on chic beach resorts Find out more
sardina foodie
Up to 70% off luxury travel
on country retreats Find out more
Latest stories from i100
Have you tried new the Independent Digital Edition apps?
Independent Dating
and  

By clicking 'Search' you
are agreeing to our
Terms of Use.

iJobs Job Widget
iJobs Education

Trainee Recruitment Consultant

£20000 - £25000 per annum + OTE £40,000: SThree: SThree Group have been well e...

EYFS Teacher

£120 - £162 per day: Randstad Education Hull: Randstad Education require an ex...

Year 3 Teacher
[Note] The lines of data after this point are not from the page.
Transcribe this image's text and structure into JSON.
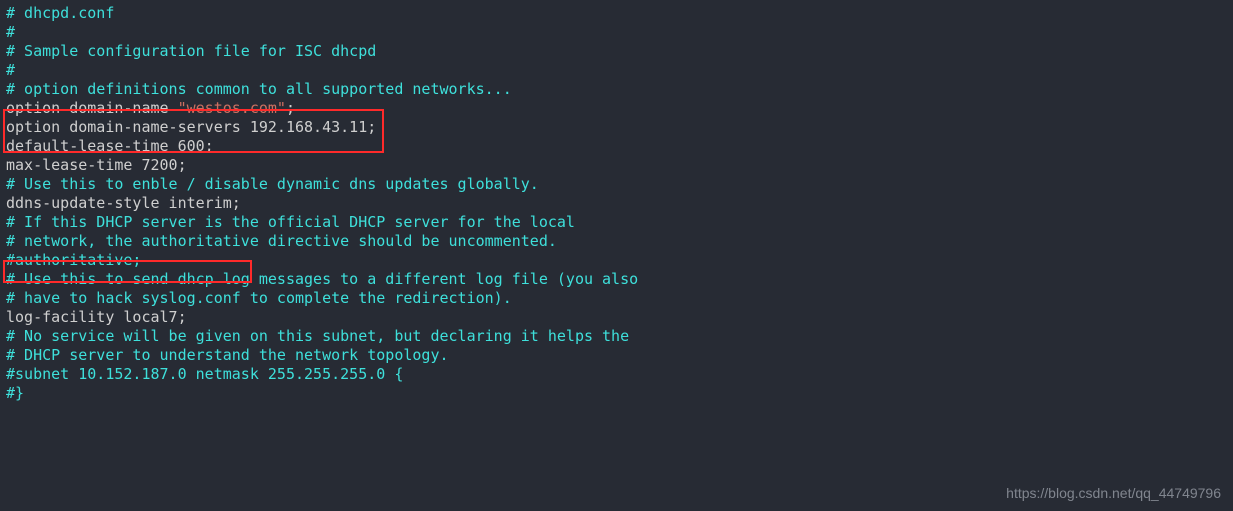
{
  "lines": [
    {
      "cls": "comment",
      "text": "# dhcpd.conf"
    },
    {
      "cls": "comment",
      "text": "#"
    },
    {
      "cls": "comment",
      "text": "# Sample configuration file for ISC dhcpd"
    },
    {
      "cls": "comment",
      "text": "#"
    },
    {
      "cls": "plain",
      "text": ""
    },
    {
      "cls": "comment",
      "text": "# option definitions common to all supported networks..."
    },
    {
      "segments": [
        {
          "cls": "plain",
          "text": "option domain-name "
        },
        {
          "cls": "string",
          "text": "\"westos.com\""
        },
        {
          "cls": "plain",
          "text": ";"
        }
      ]
    },
    {
      "cls": "plain",
      "text": "option domain-name-servers 192.168.43.11;"
    },
    {
      "cls": "plain",
      "text": ""
    },
    {
      "cls": "plain",
      "text": "default-lease-time 600;"
    },
    {
      "cls": "plain",
      "text": "max-lease-time 7200;"
    },
    {
      "cls": "plain",
      "text": ""
    },
    {
      "cls": "comment",
      "text": "# Use this to enble / disable dynamic dns updates globally."
    },
    {
      "cls": "plain",
      "text": "ddns-update-style interim;"
    },
    {
      "cls": "plain",
      "text": ""
    },
    {
      "cls": "comment",
      "text": "# If this DHCP server is the official DHCP server for the local"
    },
    {
      "cls": "comment",
      "text": "# network, the authoritative directive should be uncommented."
    },
    {
      "cls": "comment",
      "text": "#authoritative;"
    },
    {
      "cls": "plain",
      "text": ""
    },
    {
      "cls": "comment",
      "text": "# Use this to send dhcp log messages to a different log file (you also"
    },
    {
      "cls": "comment",
      "text": "# have to hack syslog.conf to complete the redirection)."
    },
    {
      "cls": "plain",
      "text": "log-facility local7;"
    },
    {
      "cls": "plain",
      "text": ""
    },
    {
      "cls": "comment",
      "text": "# No service will be given on this subnet, but declaring it helps the"
    },
    {
      "cls": "comment",
      "text": "# DHCP server to understand the network topology."
    },
    {
      "cls": "plain",
      "text": ""
    },
    {
      "cls": "comment",
      "text": "#subnet 10.152.187.0 netmask 255.255.255.0 {"
    },
    {
      "cls": "comment",
      "text": "#}"
    }
  ],
  "highlights": {
    "box1_desc": "option domain-name / domain-name-servers lines",
    "box2_desc": "ddns-update-style interim; line"
  },
  "watermark": "https://blog.csdn.net/qq_44749796"
}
£120 - £162 per day: Randstad Education Hull: Year 3 primary supply teacher ne...

SEN Teacher

£100 - £120 per day: Randstad Education Bristol: Supply special educational ne...

Day In a Page
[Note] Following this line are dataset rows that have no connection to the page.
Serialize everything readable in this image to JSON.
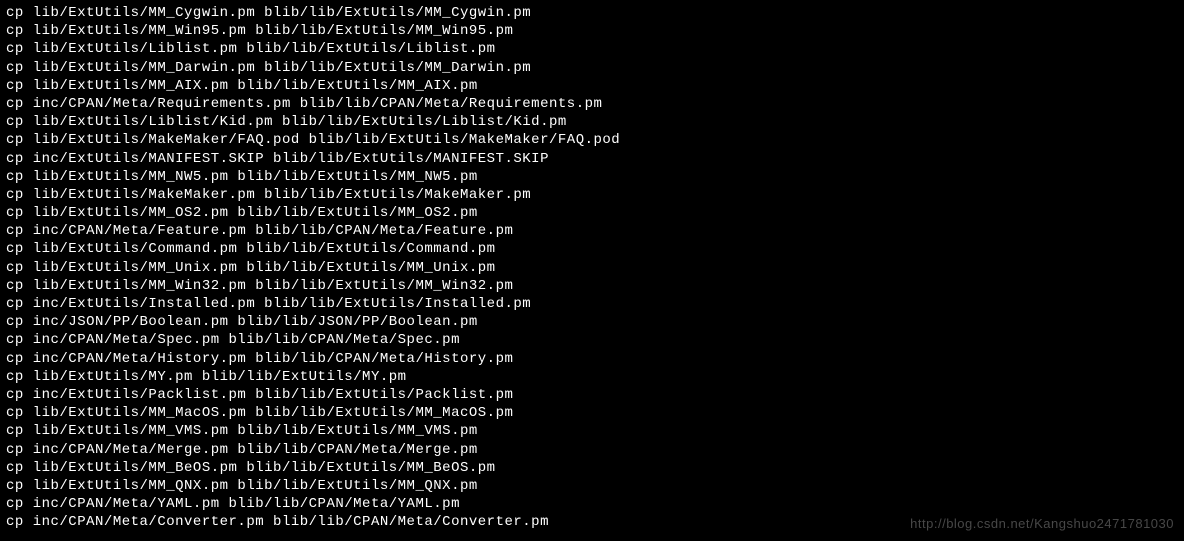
{
  "terminal": {
    "lines": [
      "cp lib/ExtUtils/MM_Cygwin.pm blib/lib/ExtUtils/MM_Cygwin.pm",
      "cp lib/ExtUtils/MM_Win95.pm blib/lib/ExtUtils/MM_Win95.pm",
      "cp lib/ExtUtils/Liblist.pm blib/lib/ExtUtils/Liblist.pm",
      "cp lib/ExtUtils/MM_Darwin.pm blib/lib/ExtUtils/MM_Darwin.pm",
      "cp lib/ExtUtils/MM_AIX.pm blib/lib/ExtUtils/MM_AIX.pm",
      "cp inc/CPAN/Meta/Requirements.pm blib/lib/CPAN/Meta/Requirements.pm",
      "cp lib/ExtUtils/Liblist/Kid.pm blib/lib/ExtUtils/Liblist/Kid.pm",
      "cp lib/ExtUtils/MakeMaker/FAQ.pod blib/lib/ExtUtils/MakeMaker/FAQ.pod",
      "cp inc/ExtUtils/MANIFEST.SKIP blib/lib/ExtUtils/MANIFEST.SKIP",
      "cp lib/ExtUtils/MM_NW5.pm blib/lib/ExtUtils/MM_NW5.pm",
      "cp lib/ExtUtils/MakeMaker.pm blib/lib/ExtUtils/MakeMaker.pm",
      "cp lib/ExtUtils/MM_OS2.pm blib/lib/ExtUtils/MM_OS2.pm",
      "cp inc/CPAN/Meta/Feature.pm blib/lib/CPAN/Meta/Feature.pm",
      "cp lib/ExtUtils/Command.pm blib/lib/ExtUtils/Command.pm",
      "cp lib/ExtUtils/MM_Unix.pm blib/lib/ExtUtils/MM_Unix.pm",
      "cp lib/ExtUtils/MM_Win32.pm blib/lib/ExtUtils/MM_Win32.pm",
      "cp inc/ExtUtils/Installed.pm blib/lib/ExtUtils/Installed.pm",
      "cp inc/JSON/PP/Boolean.pm blib/lib/JSON/PP/Boolean.pm",
      "cp inc/CPAN/Meta/Spec.pm blib/lib/CPAN/Meta/Spec.pm",
      "cp inc/CPAN/Meta/History.pm blib/lib/CPAN/Meta/History.pm",
      "cp lib/ExtUtils/MY.pm blib/lib/ExtUtils/MY.pm",
      "cp inc/ExtUtils/Packlist.pm blib/lib/ExtUtils/Packlist.pm",
      "cp lib/ExtUtils/MM_MacOS.pm blib/lib/ExtUtils/MM_MacOS.pm",
      "cp lib/ExtUtils/MM_VMS.pm blib/lib/ExtUtils/MM_VMS.pm",
      "cp inc/CPAN/Meta/Merge.pm blib/lib/CPAN/Meta/Merge.pm",
      "cp lib/ExtUtils/MM_BeOS.pm blib/lib/ExtUtils/MM_BeOS.pm",
      "cp lib/ExtUtils/MM_QNX.pm blib/lib/ExtUtils/MM_QNX.pm",
      "cp inc/CPAN/Meta/YAML.pm blib/lib/CPAN/Meta/YAML.pm",
      "cp inc/CPAN/Meta/Converter.pm blib/lib/CPAN/Meta/Converter.pm"
    ]
  },
  "watermark": {
    "text": "http://blog.csdn.net/Kangshuo2471781030"
  }
}
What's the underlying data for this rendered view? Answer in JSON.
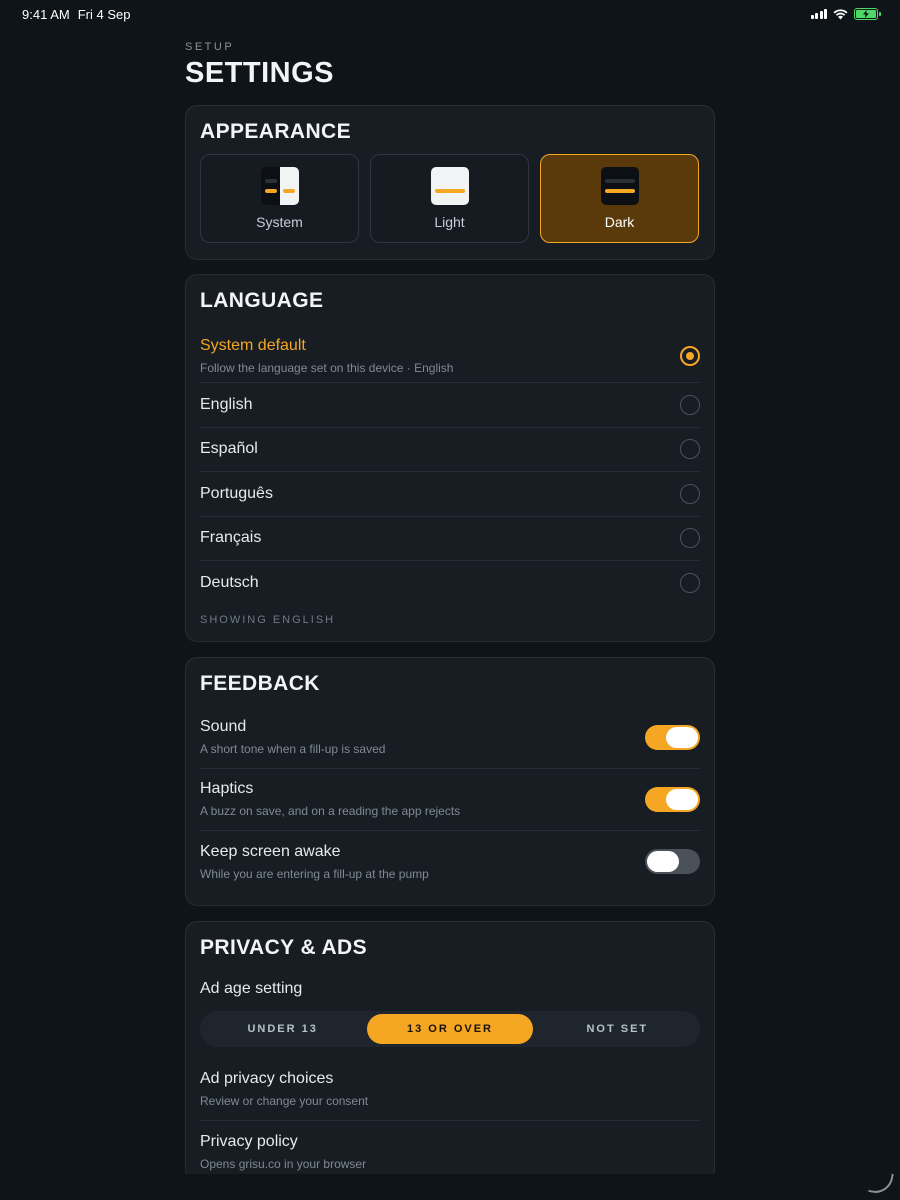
{
  "status_bar": {
    "time": "9:41 AM",
    "date": "Fri 4 Sep"
  },
  "header": {
    "eyebrow": "SETUP",
    "title": "SETTINGS"
  },
  "appearance": {
    "title": "APPEARANCE",
    "options": [
      {
        "label": "System",
        "icon": "system-theme-icon",
        "selected": false
      },
      {
        "label": "Light",
        "icon": "light-theme-icon",
        "selected": false
      },
      {
        "label": "Dark",
        "icon": "dark-theme-icon",
        "selected": true
      }
    ]
  },
  "language": {
    "title": "LANGUAGE",
    "default_label": "System default",
    "default_sub": "Follow the language set on this device · English",
    "languages": [
      "English",
      "Español",
      "Português",
      "Français",
      "Deutsch"
    ],
    "footnote": "SHOWING ENGLISH"
  },
  "feedback": {
    "title": "FEEDBACK",
    "items": [
      {
        "title": "Sound",
        "sub": "A short tone when a fill-up is saved",
        "on": true
      },
      {
        "title": "Haptics",
        "sub": "A buzz on save, and on a reading the app rejects",
        "on": true
      },
      {
        "title": "Keep screen awake",
        "sub": "While you are entering a fill-up at the pump",
        "on": false
      }
    ]
  },
  "privacy": {
    "title": "PRIVACY & ADS",
    "ad_age_label": "Ad age setting",
    "ad_age_options": [
      "UNDER 13",
      "13 OR OVER",
      "NOT SET"
    ],
    "ad_age_selected": "13 OR OVER",
    "items": [
      {
        "title": "Ad privacy choices",
        "sub": "Review or change your consent"
      },
      {
        "title": "Privacy policy",
        "sub": "Opens grisu.co in your browser"
      }
    ]
  },
  "colors": {
    "background": "#0f1419",
    "card": "#171d23",
    "accent": "#f5a623",
    "selected_tile": "#5a3a0a",
    "battery": "#4cd964"
  }
}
Air strikes? Talk of God? Obama is following the jihadists’ script

Air strikes? Talk of God? Obama is following the jihadists’ script
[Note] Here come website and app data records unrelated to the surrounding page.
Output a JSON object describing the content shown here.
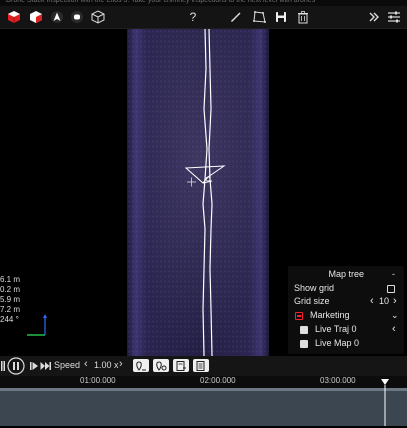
{
  "window": {
    "title": "Drone Stack Inspection with the Elios 3: Take your chimney inspections to the next level with drones"
  },
  "toolbar": {
    "help_label": "?",
    "icons": [
      "cube-red-icon",
      "cube-red-white-icon",
      "navigation-arrow-icon",
      "record-icon",
      "cube-outline-icon",
      "help-icon",
      "pencil-icon",
      "polygon-icon",
      "save-icon",
      "trash-icon",
      "double-chevron-right-icon",
      "menu-sliders-icon"
    ]
  },
  "coords": {
    "line1": "6.1 m",
    "line2": "0.2 m",
    "line3": "5.9 m",
    "line4": "7.2 m",
    "line5": "244 °"
  },
  "map_tree": {
    "title": "Map tree",
    "collapse_label": "-",
    "show_grid_label": "Show grid",
    "grid_size_label": "Grid size",
    "grid_size_value": "10",
    "items": [
      {
        "label": "Marketing"
      },
      {
        "label": "Live Traj 0"
      },
      {
        "label": "Live Map 0"
      }
    ]
  },
  "playback": {
    "speed_label": "Speed",
    "speed_value": "1.00 x"
  },
  "timeline": {
    "ticks": [
      "01:00.000",
      "02:00.000",
      "03:00.000"
    ],
    "playhead_fraction": 0.945
  },
  "colors": {
    "accent_red": "#e02020",
    "chimney_purple": "#3d3570",
    "timeline_track": "#3c4650"
  }
}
The President came the nearest he has come yet to rivalling George W Bush’s gormless reaction to 9/11 , says Robert Fisk
Ebola outbreak: Billy Graham’s son declares righteous war on the virus

Billy Graham’s son declares righteous war on Ebola

A Christian charity’s efforts to save missionaries trapped in Africa by the crisis have been justifiably praised. But doubts remain about its evangelical motives
Jeremy Clarkson 'does not see a problem' with his racist language on Top Gear, says BBC

Not even Jeremy Clarkson is bigger than the BBC, says TV boss

Corporation’s head of television confirms ‘Top Gear’ host was warned about racist language
Nick Clegg the movie: Channel 4 to air Coalition drama showing Lib Dem leader's rise

Nick Clegg the movie

Channel 4 to air Coalition drama showing Lib Dem leader's rise
Philip Larkin: Misogynist, racist, miserable? Or caring, playful man who lived for others?

Philip Larkin: What will survive of him?

Larkin's reputation has taken a knocking. But a new book by James Booth argues that the poet was affectionate, witty, entertaining and kind, as hitherto unseen letters, sketches and 'selfies' reveal
Madame Tussauds has shown off its Beyoncé waxwork in Regent's Park - but why is the tourist attraction still pulling in the crowds?

Waxing lyrical

Madame Tussauds has shown off its Beyoncé waxwork in Regent's Park - but why is the tourist attraction still pulling in the crowds?
Texas forensic astronomer finally pinpoints the exact birth of impressionism

Revealed (to the minute)

The precise time when impressionism was born
From slow-roasted to sugar-cured: how to make the most of the British tomato season

Make the most of British tomatoes

The British crop is at its tastiest and most abundant. Sudi Pigott shares her favourite recipes
10 best men's skincare products

Face it: 10 best men's skincare products

Oscar Quine cleanses, tones and moisturises to find skin-savers blokes will be proud to display on the bathroom shelf
Malky Mackay allegations: Malky Mackay, Iain Moody and another grim day for English football

Mackay, Moody and another grim day for English football

The latest shocking claims do nothing to dispel the image that some in the game on these shores exist in a time warp, laments Sam Wallace
La Liga analysis: Will Barcelona's hopes go out of the window?

Will Barcelona's hopes go out of the window?

Pete Jenson starts his preview of the Spanish season, which begins on Saturday, by explaining how Fifa’s transfer ban will affect the Catalans
Middle East crisis: We know all too much about the cruelty of Isis – but all too little about who they are

We know all too much about the cruelty of Isis – but all too little about who they are

Now Obama has seen the next US reporter to be threatened with beheading, will he blink, asks Robert Fisk
Neanderthals lived alongside humans for centuries, latest study shows

Final resting place of our Neanderthal neighbours revealed

Bones dated to 40,000 years ago show species may have died out in Belgium species co-existed
Scottish independence: The new Scots who hold fate of the UK in their hands

The new Scots who hold fate of the UK in their hands

Scotland’s immigrants are as passionate about the future of their adopted nation as anyone else
Britain's ugliest buildings: Which monstrosities should be nominated for the Dead Prize?

Blight club: Britain's ugliest buildings

Following the architect Cameron Sinclair's introduction of the Dead Prize, an award for ugly buildings, John Rentoul reflects on some of the biggest blots on the UK landscape